### INSTRUCTIONS TO FOLLOW
Each record that follows must be given again without alteration.
*** DATA TO EXAMINE Section Begins ***
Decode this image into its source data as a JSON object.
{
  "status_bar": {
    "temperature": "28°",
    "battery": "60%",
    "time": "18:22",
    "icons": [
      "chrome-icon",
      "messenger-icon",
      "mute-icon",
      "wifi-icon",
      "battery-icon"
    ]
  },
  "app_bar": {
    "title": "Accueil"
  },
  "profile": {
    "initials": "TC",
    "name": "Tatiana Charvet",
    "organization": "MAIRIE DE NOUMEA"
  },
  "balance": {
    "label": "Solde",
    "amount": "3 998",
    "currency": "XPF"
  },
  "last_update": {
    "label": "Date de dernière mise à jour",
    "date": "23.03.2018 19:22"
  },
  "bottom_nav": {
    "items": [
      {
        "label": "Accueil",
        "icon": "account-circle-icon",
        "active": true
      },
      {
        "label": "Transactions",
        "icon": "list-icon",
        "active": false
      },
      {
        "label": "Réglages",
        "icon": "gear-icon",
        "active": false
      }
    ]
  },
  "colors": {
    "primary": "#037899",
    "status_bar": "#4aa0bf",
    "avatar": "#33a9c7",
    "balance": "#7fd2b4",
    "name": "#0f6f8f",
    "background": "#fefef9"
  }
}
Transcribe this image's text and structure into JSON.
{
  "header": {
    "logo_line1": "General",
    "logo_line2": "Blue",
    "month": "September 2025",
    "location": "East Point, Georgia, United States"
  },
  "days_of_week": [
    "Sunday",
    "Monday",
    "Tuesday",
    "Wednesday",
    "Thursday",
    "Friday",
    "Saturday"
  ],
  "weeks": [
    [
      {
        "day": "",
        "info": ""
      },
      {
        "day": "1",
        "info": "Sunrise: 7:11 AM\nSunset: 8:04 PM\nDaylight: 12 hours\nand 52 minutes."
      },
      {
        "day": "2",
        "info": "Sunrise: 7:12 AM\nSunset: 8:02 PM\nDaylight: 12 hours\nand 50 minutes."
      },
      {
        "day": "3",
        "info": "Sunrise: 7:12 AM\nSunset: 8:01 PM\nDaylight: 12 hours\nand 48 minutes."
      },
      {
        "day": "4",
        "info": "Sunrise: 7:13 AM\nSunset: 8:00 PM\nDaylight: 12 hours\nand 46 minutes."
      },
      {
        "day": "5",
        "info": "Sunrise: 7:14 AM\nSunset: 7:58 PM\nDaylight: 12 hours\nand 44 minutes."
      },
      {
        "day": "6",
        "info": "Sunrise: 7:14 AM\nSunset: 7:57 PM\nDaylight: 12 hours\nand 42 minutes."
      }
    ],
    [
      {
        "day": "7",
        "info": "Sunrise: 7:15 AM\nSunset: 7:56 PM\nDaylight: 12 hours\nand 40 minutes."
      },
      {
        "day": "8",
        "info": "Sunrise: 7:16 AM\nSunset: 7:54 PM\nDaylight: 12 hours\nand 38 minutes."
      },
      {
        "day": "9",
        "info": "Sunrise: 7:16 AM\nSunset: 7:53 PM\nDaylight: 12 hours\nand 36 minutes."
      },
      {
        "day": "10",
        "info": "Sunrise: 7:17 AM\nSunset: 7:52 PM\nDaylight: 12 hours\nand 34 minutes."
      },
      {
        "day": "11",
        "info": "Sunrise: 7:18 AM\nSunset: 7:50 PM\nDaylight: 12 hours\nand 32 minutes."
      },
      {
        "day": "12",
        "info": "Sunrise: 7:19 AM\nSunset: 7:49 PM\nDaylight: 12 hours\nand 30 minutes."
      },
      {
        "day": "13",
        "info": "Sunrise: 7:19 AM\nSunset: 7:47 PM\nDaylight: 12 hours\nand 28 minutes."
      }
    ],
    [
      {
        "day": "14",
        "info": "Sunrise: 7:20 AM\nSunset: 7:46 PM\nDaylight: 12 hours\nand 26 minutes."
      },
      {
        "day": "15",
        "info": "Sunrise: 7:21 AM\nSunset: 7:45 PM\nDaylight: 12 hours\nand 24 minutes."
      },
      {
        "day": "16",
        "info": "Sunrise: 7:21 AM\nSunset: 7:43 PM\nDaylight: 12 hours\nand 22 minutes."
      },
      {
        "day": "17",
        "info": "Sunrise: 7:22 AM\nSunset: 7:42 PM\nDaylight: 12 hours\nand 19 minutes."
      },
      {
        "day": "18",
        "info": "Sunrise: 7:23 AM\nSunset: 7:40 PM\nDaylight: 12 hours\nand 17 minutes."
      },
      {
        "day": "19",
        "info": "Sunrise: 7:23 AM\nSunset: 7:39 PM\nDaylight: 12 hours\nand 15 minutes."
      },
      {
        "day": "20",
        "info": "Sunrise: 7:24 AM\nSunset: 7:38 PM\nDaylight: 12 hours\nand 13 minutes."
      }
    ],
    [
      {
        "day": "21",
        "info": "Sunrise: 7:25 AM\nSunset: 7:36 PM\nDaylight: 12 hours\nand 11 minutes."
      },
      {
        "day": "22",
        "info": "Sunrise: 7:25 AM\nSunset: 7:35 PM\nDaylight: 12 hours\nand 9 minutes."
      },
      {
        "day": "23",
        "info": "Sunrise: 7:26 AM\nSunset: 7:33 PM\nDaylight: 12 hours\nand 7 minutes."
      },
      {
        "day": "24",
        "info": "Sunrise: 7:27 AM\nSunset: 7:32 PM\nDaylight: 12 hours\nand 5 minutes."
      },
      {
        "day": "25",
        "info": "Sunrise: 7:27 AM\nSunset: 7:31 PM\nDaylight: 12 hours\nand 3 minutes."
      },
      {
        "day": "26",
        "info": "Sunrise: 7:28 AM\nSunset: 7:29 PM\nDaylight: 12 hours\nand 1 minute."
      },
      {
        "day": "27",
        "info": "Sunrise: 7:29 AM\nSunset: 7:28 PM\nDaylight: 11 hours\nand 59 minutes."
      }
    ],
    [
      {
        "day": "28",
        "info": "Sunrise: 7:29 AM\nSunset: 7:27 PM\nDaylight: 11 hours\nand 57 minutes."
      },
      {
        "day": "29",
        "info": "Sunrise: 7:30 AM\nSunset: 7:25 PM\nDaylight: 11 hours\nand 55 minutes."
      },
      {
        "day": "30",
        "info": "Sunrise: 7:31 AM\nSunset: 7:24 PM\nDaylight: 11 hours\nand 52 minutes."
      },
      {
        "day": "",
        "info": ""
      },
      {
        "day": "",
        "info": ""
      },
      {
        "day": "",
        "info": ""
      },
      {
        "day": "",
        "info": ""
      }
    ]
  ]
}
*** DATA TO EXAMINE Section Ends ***
### REPLY
Decode this image into its source data as a JSON object.
{
  "status_bar": {
    "temperature": "28°",
    "battery": "60%",
    "time": "18:22",
    "icons": [
      "chrome-icon",
      "messenger-icon",
      "mute-icon",
      "wifi-icon",
      "battery-icon"
    ]
  },
  "app_bar": {
    "title": "Accueil"
  },
  "profile": {
    "initials": "TC",
    "name": "Tatiana Charvet",
    "organization": "MAIRIE DE NOUMEA"
  },
  "balance": {
    "label": "Solde",
    "amount": "3 998",
    "currency": "XPF"
  },
  "last_update": {
    "label": "Date de dernière mise à jour",
    "date": "23.03.2018 19:22"
  },
  "bottom_nav": {
    "items": [
      {
        "label": "Accueil",
        "icon": "account-circle-icon",
        "active": true
      },
      {
        "label": "Transactions",
        "icon": "list-icon",
        "active": false
      },
      {
        "label": "Réglages",
        "icon": "gear-icon",
        "active": false
      }
    ]
  },
  "colors": {
    "primary": "#037899",
    "status_bar": "#4aa0bf",
    "avatar": "#33a9c7",
    "balance": "#7fd2b4",
    "name": "#0f6f8f",
    "background": "#fefef9"
  }
}
Transcribe this image's text and structure into JSON.
{
  "header": {
    "logo_line1": "General",
    "logo_line2": "Blue",
    "month": "September 2025",
    "location": "East Point, Georgia, United States"
  },
  "days_of_week": [
    "Sunday",
    "Monday",
    "Tuesday",
    "Wednesday",
    "Thursday",
    "Friday",
    "Saturday"
  ],
  "weeks": [
    [
      {
        "day": "",
        "info": ""
      },
      {
        "day": "1",
        "info": "Sunrise: 7:11 AM\nSunset: 8:04 PM\nDaylight: 12 hours\nand 52 minutes."
      },
      {
        "day": "2",
        "info": "Sunrise: 7:12 AM\nSunset: 8:02 PM\nDaylight: 12 hours\nand 50 minutes."
      },
      {
        "day": "3",
        "info": "Sunrise: 7:12 AM\nSunset: 8:01 PM\nDaylight: 12 hours\nand 48 minutes."
      },
      {
        "day": "4",
        "info": "Sunrise: 7:13 AM\nSunset: 8:00 PM\nDaylight: 12 hours\nand 46 minutes."
      },
      {
        "day": "5",
        "info": "Sunrise: 7:14 AM\nSunset: 7:58 PM\nDaylight: 12 hours\nand 44 minutes."
      },
      {
        "day": "6",
        "info": "Sunrise: 7:14 AM\nSunset: 7:57 PM\nDaylight: 12 hours\nand 42 minutes."
      }
    ],
    [
      {
        "day": "7",
        "info": "Sunrise: 7:15 AM\nSunset: 7:56 PM\nDaylight: 12 hours\nand 40 minutes."
      },
      {
        "day": "8",
        "info": "Sunrise: 7:16 AM\nSunset: 7:54 PM\nDaylight: 12 hours\nand 38 minutes."
      },
      {
        "day": "9",
        "info": "Sunrise: 7:16 AM\nSunset: 7:53 PM\nDaylight: 12 hours\nand 36 minutes."
      },
      {
        "day": "10",
        "info": "Sunrise: 7:17 AM\nSunset: 7:52 PM\nDaylight: 12 hours\nand 34 minutes."
      },
      {
        "day": "11",
        "info": "Sunrise: 7:18 AM\nSunset: 7:50 PM\nDaylight: 12 hours\nand 32 minutes."
      },
      {
        "day": "12",
        "info": "Sunrise: 7:19 AM\nSunset: 7:49 PM\nDaylight: 12 hours\nand 30 minutes."
      },
      {
        "day": "13",
        "info": "Sunrise: 7:19 AM\nSunset: 7:47 PM\nDaylight: 12 hours\nand 28 minutes."
      }
    ],
    [
      {
        "day": "14",
        "info": "Sunrise: 7:20 AM\nSunset: 7:46 PM\nDaylight: 12 hours\nand 26 minutes."
      },
      {
        "day": "15",
        "info": "Sunrise: 7:21 AM\nSunset: 7:45 PM\nDaylight: 12 hours\nand 24 minutes."
      },
      {
        "day": "16",
        "info": "Sunrise: 7:21 AM\nSunset: 7:43 PM\nDaylight: 12 hours\nand 22 minutes."
      },
      {
        "day": "17",
        "info": "Sunrise: 7:22 AM\nSunset: 7:42 PM\nDaylight: 12 hours\nand 19 minutes."
      },
      {
        "day": "18",
        "info": "Sunrise: 7:23 AM\nSunset: 7:40 PM\nDaylight: 12 hours\nand 17 minutes."
      },
      {
        "day": "19",
        "info": "Sunrise: 7:23 AM\nSunset: 7:39 PM\nDaylight: 12 hours\nand 15 minutes."
      },
      {
        "day": "20",
        "info": "Sunrise: 7:24 AM\nSunset: 7:38 PM\nDaylight: 12 hours\nand 13 minutes."
      }
    ],
    [
      {
        "day": "21",
        "info": "Sunrise: 7:25 AM\nSunset: 7:36 PM\nDaylight: 12 hours\nand 11 minutes."
      },
      {
        "day": "22",
        "info": "Sunrise: 7:25 AM\nSunset: 7:35 PM\nDaylight: 12 hours\nand 9 minutes."
      },
      {
        "day": "23",
        "info": "Sunrise: 7:26 AM\nSunset: 7:33 PM\nDaylight: 12 hours\nand 7 minutes."
      },
      {
        "day": "24",
        "info": "Sunrise: 7:27 AM\nSunset: 7:32 PM\nDaylight: 12 hours\nand 5 minutes."
      },
      {
        "day": "25",
        "info": "Sunrise: 7:27 AM\nSunset: 7:31 PM\nDaylight: 12 hours\nand 3 minutes."
      },
      {
        "day": "26",
        "info": "Sunrise: 7:28 AM\nSunset: 7:29 PM\nDaylight: 12 hours\nand 1 minute."
      },
      {
        "day": "27",
        "info": "Sunrise: 7:29 AM\nSunset: 7:28 PM\nDaylight: 11 hours\nand 59 minutes."
      }
    ],
    [
      {
        "day": "28",
        "info": "Sunrise: 7:29 AM\nSunset: 7:27 PM\nDaylight: 11 hours\nand 57 minutes."
      },
      {
        "day": "29",
        "info": "Sunrise: 7:30 AM\nSunset: 7:25 PM\nDaylight: 11 hours\nand 55 minutes."
      },
      {
        "day": "30",
        "info": "Sunrise: 7:31 AM\nSunset: 7:24 PM\nDaylight: 11 hours\nand 52 minutes."
      },
      {
        "day": "",
        "info": ""
      },
      {
        "day": "",
        "info": ""
      },
      {
        "day": "",
        "info": ""
      },
      {
        "day": "",
        "info": ""
      }
    ]
  ]
}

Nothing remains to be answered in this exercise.